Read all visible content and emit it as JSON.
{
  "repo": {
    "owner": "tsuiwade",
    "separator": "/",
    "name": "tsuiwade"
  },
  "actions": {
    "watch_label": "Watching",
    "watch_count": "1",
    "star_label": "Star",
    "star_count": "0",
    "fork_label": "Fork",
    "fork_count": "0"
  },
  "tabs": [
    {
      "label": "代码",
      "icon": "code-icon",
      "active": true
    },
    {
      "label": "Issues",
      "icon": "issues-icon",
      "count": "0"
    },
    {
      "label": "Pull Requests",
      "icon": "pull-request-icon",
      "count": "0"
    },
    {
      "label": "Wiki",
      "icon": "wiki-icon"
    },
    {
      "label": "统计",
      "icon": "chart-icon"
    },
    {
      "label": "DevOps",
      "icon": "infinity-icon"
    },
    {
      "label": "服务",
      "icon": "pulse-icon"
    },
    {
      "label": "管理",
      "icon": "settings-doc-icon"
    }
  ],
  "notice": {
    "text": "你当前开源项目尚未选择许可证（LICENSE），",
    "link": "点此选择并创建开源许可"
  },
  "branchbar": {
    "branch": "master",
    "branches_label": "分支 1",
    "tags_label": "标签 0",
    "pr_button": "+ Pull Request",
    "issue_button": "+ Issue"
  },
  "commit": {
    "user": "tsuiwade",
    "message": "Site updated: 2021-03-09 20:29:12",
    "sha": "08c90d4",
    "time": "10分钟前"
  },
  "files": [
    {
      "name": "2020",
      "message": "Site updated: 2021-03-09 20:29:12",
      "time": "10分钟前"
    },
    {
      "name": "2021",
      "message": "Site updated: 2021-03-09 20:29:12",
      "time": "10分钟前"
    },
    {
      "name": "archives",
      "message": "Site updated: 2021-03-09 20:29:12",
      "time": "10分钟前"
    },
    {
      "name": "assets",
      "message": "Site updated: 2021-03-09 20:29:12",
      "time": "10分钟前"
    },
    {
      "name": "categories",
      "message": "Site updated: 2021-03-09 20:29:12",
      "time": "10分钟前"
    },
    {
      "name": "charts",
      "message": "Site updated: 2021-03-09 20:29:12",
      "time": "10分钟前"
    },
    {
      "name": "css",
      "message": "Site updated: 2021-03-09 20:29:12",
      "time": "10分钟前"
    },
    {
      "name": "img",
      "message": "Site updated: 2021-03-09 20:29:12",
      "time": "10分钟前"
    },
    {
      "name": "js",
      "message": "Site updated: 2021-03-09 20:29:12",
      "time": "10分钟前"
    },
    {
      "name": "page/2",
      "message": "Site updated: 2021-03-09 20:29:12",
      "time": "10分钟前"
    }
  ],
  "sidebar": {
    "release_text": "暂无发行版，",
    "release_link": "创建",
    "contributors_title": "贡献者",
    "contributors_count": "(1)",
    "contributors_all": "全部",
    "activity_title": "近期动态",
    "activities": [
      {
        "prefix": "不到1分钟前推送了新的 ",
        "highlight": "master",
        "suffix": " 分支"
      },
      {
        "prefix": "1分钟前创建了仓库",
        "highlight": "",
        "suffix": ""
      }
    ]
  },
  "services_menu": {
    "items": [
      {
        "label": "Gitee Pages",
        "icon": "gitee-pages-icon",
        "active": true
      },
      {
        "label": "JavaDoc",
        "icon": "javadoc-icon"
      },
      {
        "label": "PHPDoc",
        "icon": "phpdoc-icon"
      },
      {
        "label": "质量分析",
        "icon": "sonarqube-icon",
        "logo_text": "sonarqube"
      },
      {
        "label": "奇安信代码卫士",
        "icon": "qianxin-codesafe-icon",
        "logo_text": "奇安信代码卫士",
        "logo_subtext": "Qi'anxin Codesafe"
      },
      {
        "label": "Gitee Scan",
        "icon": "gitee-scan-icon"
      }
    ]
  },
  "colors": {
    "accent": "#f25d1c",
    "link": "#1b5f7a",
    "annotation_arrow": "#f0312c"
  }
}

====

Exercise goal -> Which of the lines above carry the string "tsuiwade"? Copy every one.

Problem solution ->
    "owner": "tsuiwade",
    "name": "tsuiwade"
    "user": "tsuiwade",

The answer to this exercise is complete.